HLC_2014

Spring 2014
Himalayan Languages and Cultures
Anthropology (ANTH) 353/553 and South Asian Studies (SAST) 369/569
Tuesday, 3:30-5:20pm, WLH (William L. Harkness Hall), Room 001

Brief Outline of Class

Envisioned as a journey or ‘trek’ through this rugged region, the core intellectual work of the class has been designed to support students who wish to develop sophisticated analytical tools for understanding complex cultural, linguistic and political identities. While focused on the Himalayas, this seminar offers participants insights into issues of classification and categorization that affect us all. Who defines the scope of a region such as the Himalayas, and how are the people within its boundaries categorized and ordered? Are language, caste and ethnicity primary and personal labels of attachment and belonging, or are these identities rather imposed by the State? What is a ‘mother tongue’, and do you have to speak it to claim it as your own? What happens when nations disagree about the extent of their borders or the scope of their territories? For example, why does Mount Everest have so many different names and which countries claim it as their own? Who first climbed the mountain, and why? And was the historical Buddha born in India or Nepal, neither or both?

Class Aim and Objectives

Envisioned as a journey or ‘trek’ through this rugged region, the core intellectual work of the class has been designed to support students who wish to develop sophisticated analytical tools for understanding complex cultural, linguistic and political identities. While focused on the Himalayas, this seminar offers participants insights into issues of classification and categorization that affect us all.

Who defines the scope of a region such as the Himalayas, and how are the people within its boundaries categorized and ordered? Are language, caste and ethnicity primary and personal labels of attachment and belonging, or are these identities rather imposed by the State? What is a ‘mother tongue’, and do you have to speak it to claim it as your own? What happens when nations disagree about the extent of their borders or the scope of their territories?
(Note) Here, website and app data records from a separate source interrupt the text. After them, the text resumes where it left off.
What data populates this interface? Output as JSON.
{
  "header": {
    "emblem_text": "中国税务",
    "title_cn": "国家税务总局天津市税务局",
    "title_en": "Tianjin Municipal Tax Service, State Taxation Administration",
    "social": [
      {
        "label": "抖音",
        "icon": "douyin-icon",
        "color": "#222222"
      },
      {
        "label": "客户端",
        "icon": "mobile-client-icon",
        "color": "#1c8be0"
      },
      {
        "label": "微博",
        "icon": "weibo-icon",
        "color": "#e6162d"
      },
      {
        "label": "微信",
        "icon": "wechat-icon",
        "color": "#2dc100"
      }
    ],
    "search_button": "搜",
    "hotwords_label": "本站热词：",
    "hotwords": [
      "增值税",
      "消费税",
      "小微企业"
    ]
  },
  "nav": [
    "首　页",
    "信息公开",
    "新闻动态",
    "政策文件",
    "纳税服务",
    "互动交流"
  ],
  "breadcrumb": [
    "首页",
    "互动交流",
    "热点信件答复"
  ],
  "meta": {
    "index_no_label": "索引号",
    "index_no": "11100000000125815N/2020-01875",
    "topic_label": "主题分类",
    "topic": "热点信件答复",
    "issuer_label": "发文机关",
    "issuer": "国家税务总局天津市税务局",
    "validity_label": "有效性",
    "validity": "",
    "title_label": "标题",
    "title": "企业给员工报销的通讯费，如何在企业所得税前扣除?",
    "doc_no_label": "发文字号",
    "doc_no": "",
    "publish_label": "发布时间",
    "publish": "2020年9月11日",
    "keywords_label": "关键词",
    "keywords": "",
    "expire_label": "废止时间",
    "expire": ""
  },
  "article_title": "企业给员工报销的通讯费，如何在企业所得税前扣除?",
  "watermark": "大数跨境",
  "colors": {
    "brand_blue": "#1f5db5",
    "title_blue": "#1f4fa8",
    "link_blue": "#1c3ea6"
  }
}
For example, why does Mount Everest have so many different names and which countries claim it as their own? Who first climbed the mountain, and why? And was the historical Buddha born in India or Nepal, neither or both?

Yale students click here to access a detailed syllabus.

Twitter: markturin